Saffire

Duncan Whitcombe

I purchased a Saffire Pro 40 about 18 months ago to replace another interface for which there was no 64 bit support. I wanted something versatile that would enable me to do lots of different things to cover my different audio activities.

The different roles I needed to cover were:

  • Playing keyboards using my soft synths live. Ideally a spare MIDI in for receiving clock and extra audio in and out for clicks would be useful too
  • Recording voice over work. Ideally a reasonable quality Mic Pre and converter that was usable for situations where I didn't need to use my Weiss ADC for ultimate quality converting.
  • Recording via S/PDIF or AES/EBU from my Weiss converters
  • Reasonable quality playback for normal work and keyboards
  • Digital out for monitoring when mastering, ideally a separate but linkable output for sub woofer
  • Headphone output for when on stage
  • Ideally the ability for a separate monitor mix for when recording someone else
  • Ideally some extra inputs for small recording projects

The Pro40 covers all these requirements happily. so far I haven't recorded any voice over material but I have used it for:

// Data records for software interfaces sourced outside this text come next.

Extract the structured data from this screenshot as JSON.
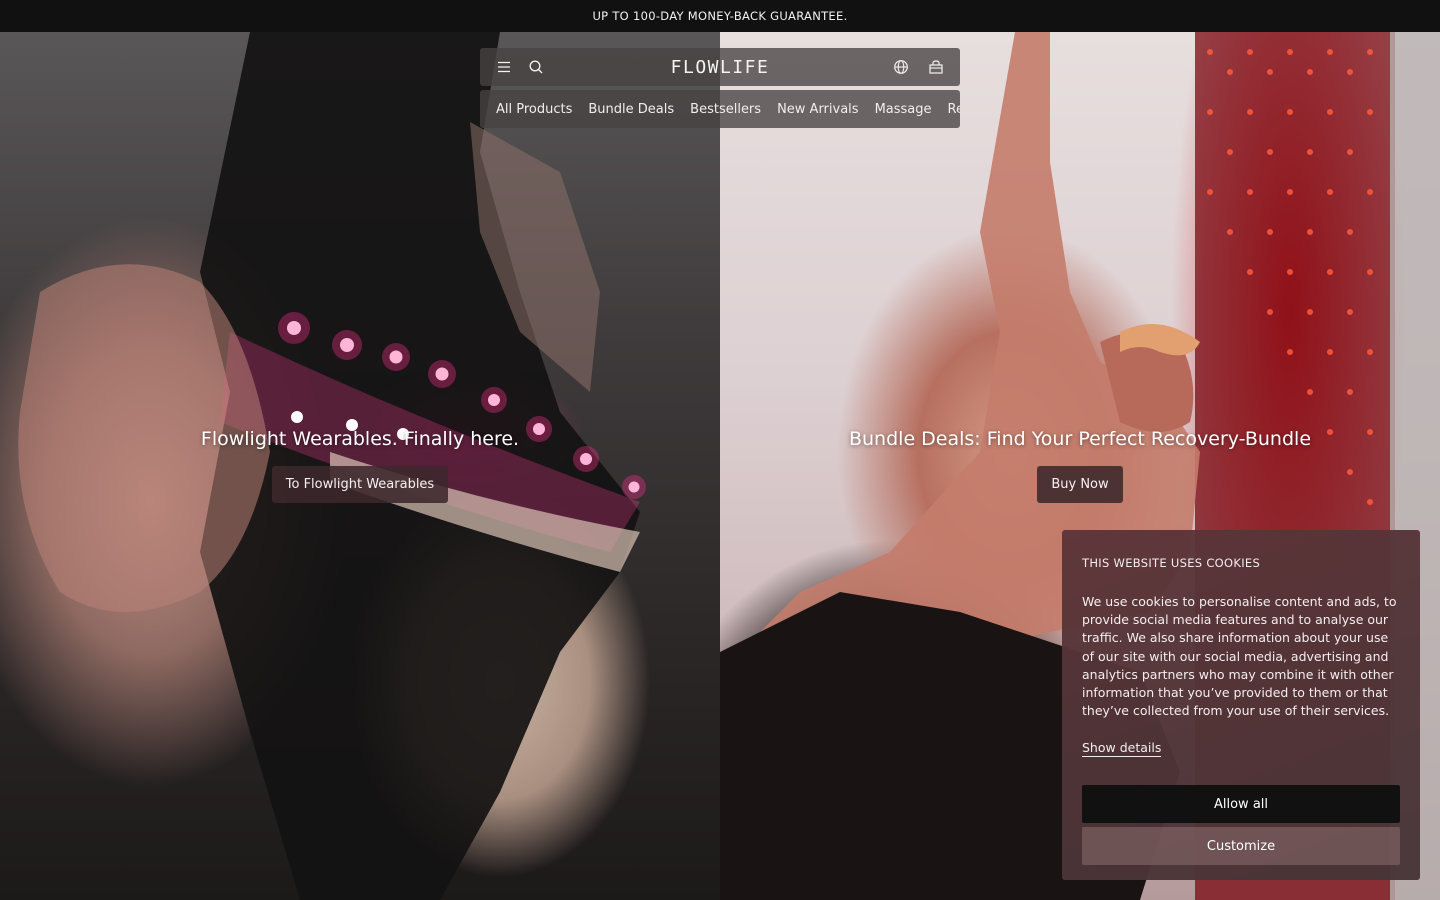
{
  "announcement": "UP TO 100-DAY MONEY-BACK GUARANTEE.",
  "header": {
    "logo": "FLOWLIFE",
    "icons": [
      "menu-icon",
      "search-icon",
      "globe-icon",
      "cart-icon"
    ]
  },
  "nav": {
    "items": [
      "All Products",
      "Bundle Deals",
      "Bestsellers",
      "New Arrivals",
      "Massage",
      "Red"
    ]
  },
  "hero_left": {
    "title": "Flowlight Wearables. Finally here.",
    "button": "To Flowlight Wearables"
  },
  "hero_right": {
    "title": "Bundle Deals: Find Your Perfect Recovery-Bundle",
    "button": "Buy Now"
  },
  "cookie": {
    "title": "THIS WEBSITE USES COOKIES",
    "text": "We use cookies to personalise content and ads, to provide social media features and to analyse our traffic. We also share information about your use of our site with our social media, advertising and analytics partners who may combine it with other information that you’ve provided to them or that they’ve collected from your use of their services.",
    "details_link": "Show details",
    "allow_button": "Allow all",
    "customize_button": "Customize"
  },
  "colors": {
    "announcement_bg": "#111111",
    "cookie_bg": "#5c3438",
    "allow_bg": "#121111",
    "led_pink": "#ff2f8e",
    "panel_red": "#d2141e"
  }
}
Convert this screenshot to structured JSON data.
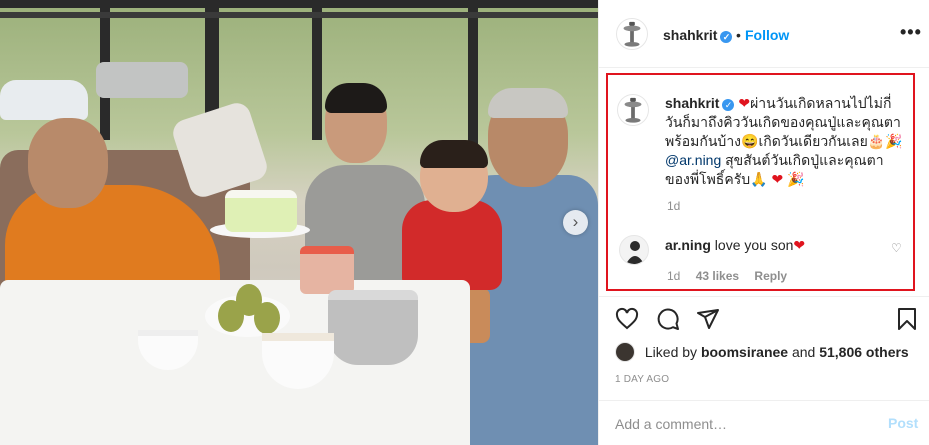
{
  "post": {
    "username": "shahkrit",
    "separator": "•",
    "follow_label": "Follow",
    "more_label": "•••"
  },
  "caption": {
    "username": "shahkrit",
    "text_1": "ผ่านวันเกิดหลานไปไม่กี่วันก็มาถึงคิววันเกิดของคุณปู่และคุณตาพร้อมกันบ้าง",
    "text_2": "เกิดวันเดียวกันเลย",
    "mention": "@ar.ning",
    "text_3": "สุขสันต์วันเกิดปู่และคุณตาของพี่โพธิ์ครับ",
    "age": "1d"
  },
  "comment": {
    "username": "ar.ning",
    "text": "love you son",
    "age": "1d",
    "likes": "43 likes",
    "reply_label": "Reply"
  },
  "likes": {
    "prefix": "Liked by",
    "user": "boomsiranee",
    "middle": "and",
    "others": "51,806 others"
  },
  "timestamp": "1 DAY AGO",
  "add_comment": {
    "placeholder": "Add a comment…",
    "post_label": "Post"
  },
  "icons": {
    "heart": "heart-icon",
    "comment": "comment-icon",
    "share": "share-icon",
    "save": "bookmark-icon",
    "next": "chevron-right-icon"
  },
  "colors": {
    "accent_blue": "#0095f6",
    "highlight_box": "#e0141e",
    "verified": "#3897f0"
  }
}
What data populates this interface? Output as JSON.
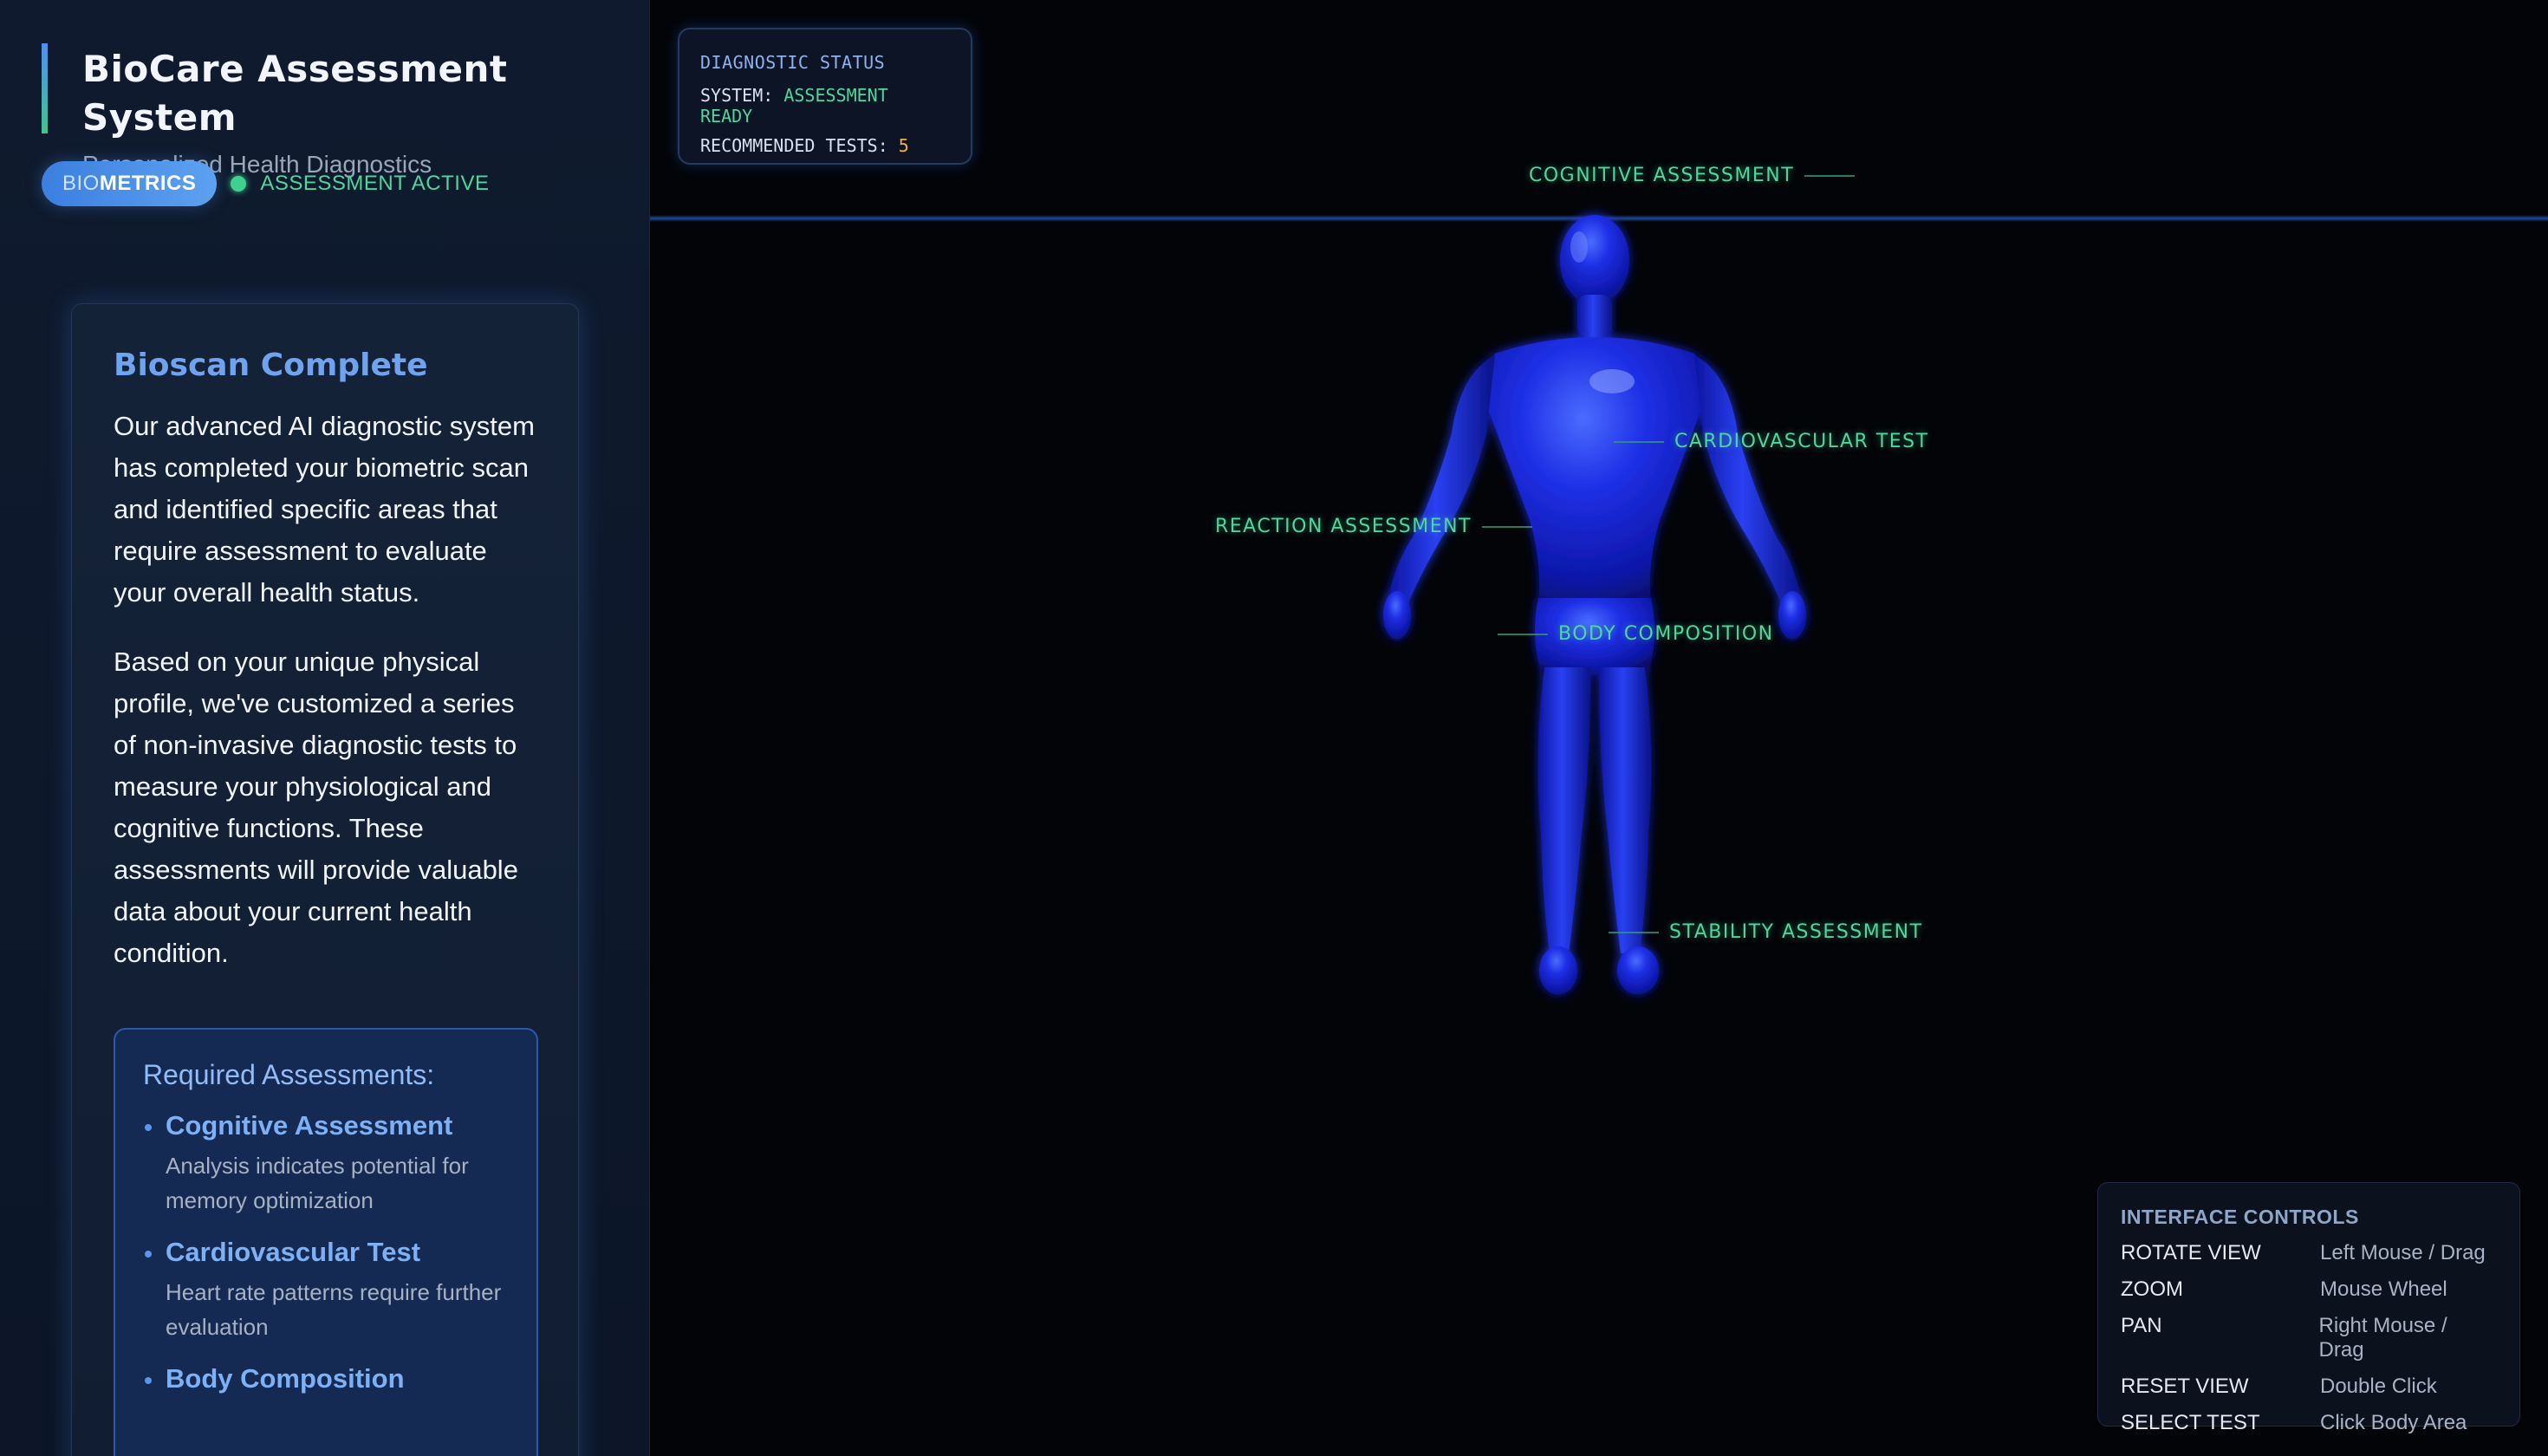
{
  "brand": {
    "title": "BioCare Assessment System",
    "subtitle": "Personalized Health Diagnostics"
  },
  "badge": {
    "prefix": "BIO",
    "label": "METRICS"
  },
  "status": {
    "label": "ASSESSMENT ACTIVE",
    "color": "#3fcf8e"
  },
  "card": {
    "title": "Bioscan Complete",
    "paragraphs": [
      "Our advanced AI diagnostic system has completed your biometric scan and identified specific areas that require assessment to evaluate your overall health status.",
      "Based on your unique physical profile, we've customized a series of non-invasive diagnostic tests to measure your physiological and cognitive functions. These assessments will provide valuable data about your current health condition."
    ],
    "required": {
      "title": "Required Assessments:",
      "items": [
        {
          "name": "Cognitive Assessment",
          "desc": "Analysis indicates potential for memory optimization"
        },
        {
          "name": "Cardiovascular Test",
          "desc": "Heart rate patterns require further evaluation"
        },
        {
          "name": "Body Composition",
          "desc": ""
        }
      ]
    }
  },
  "diagnostic": {
    "title": "DIAGNOSTIC STATUS",
    "system_label": "SYSTEM:",
    "system_value": "ASSESSMENT READY",
    "tests_label": "RECOMMENDED TESTS:",
    "tests_value": "5"
  },
  "hotspots": {
    "cognitive": "COGNITIVE ASSESSMENT",
    "cardiovascular": "CARDIOVASCULAR TEST",
    "reaction": "REACTION ASSESSMENT",
    "body": "BODY COMPOSITION",
    "stability": "STABILITY ASSESSMENT"
  },
  "controls": {
    "title": "INTERFACE CONTROLS",
    "rows": [
      {
        "key": "ROTATE VIEW",
        "value": "Left Mouse / Drag"
      },
      {
        "key": "ZOOM",
        "value": "Mouse Wheel"
      },
      {
        "key": "PAN",
        "value": "Right Mouse / Drag"
      },
      {
        "key": "RESET VIEW",
        "value": "Double Click"
      },
      {
        "key": "SELECT TEST",
        "value": "Click Body Area"
      }
    ]
  },
  "colors": {
    "accent": "#4f8ff0",
    "success": "#4fd69c",
    "warning": "#f0b040",
    "model": "#1a2fe0"
  }
}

Mastering - S/PDIF to Weiss converters to monitors. I ended up running the sub as a split in the monitoring rather than from the Saffire as I couldn't get the output volume linked to the main outs through the S/PDIF but I will keep playing.

Recording - I recorded a demo for a band recently, 10 channels in live using 8 analogue inputs and two via S/PDIF digitally straight from the mixing desk. I would have used more but I didn't have an ADAT lightpipe feed for any extra channels and considering it was a demo, submixing the kit into 4 channels was quite satisfactory.

Keyboard Playing - I had my 3 controller keyboards linked with audio in from another keyboard that had its own sounds plus drummer's click coming in to read the BPM so that I could set my tempo. I also had a separate mix so that I could edit my sounds between sets.

FOH Mixing - adding buss processing over the main outputs. I was able to patch some plugins via a stereo pair of inserts on the main mix bus to add some emulated Fairchild compression over the whole mix. Very nice. Another time I was able to patch four microphone channels through EQ and compression for a small school Christmas carol service.

Overall this has been a great change. I can use this interface with my music software happily with easy access to an overall volume control which is really useful.

When I was choosing an interface, I looked at a few from different manufacturers. This one was available and had all the features I needed and happened to be on special at the time. It actually had more features than the other product I was going to get and was worth the extra I paid to get these extra features (like extra inputs and mixes). I also wanted to have a firewire interface rather than USB which changed my list of suitable interfaces too. Having firewire reduces the load on the USB ports which get a lot of use from the keyboard controllers.

I was happy to get Focusrite because I have had a long and good relationship with Focusrite products. At a studio where I was the main engineer before the owner moved to the states, we had Red Preamps and EQs which I really enjoyed using. the quality of this unit feels more closer to Red level than Green level, although there has been a number of years between so my impression may not be totally accurate. When I was in London about 15 years ago, I was able to visit the Focusrite factory and they were very helpful and it was a pleasure to get to know the differences between the different systems. This came in useful some years later when I hired some of the ISA preamps for another recording.

Of course if I ever had the opportunity to replace my current setup with one of the old 100+ channel Forte desks I would be very happy! More realistically the Control series or the Liquid series would be really interesting too.

Website | SoundCloud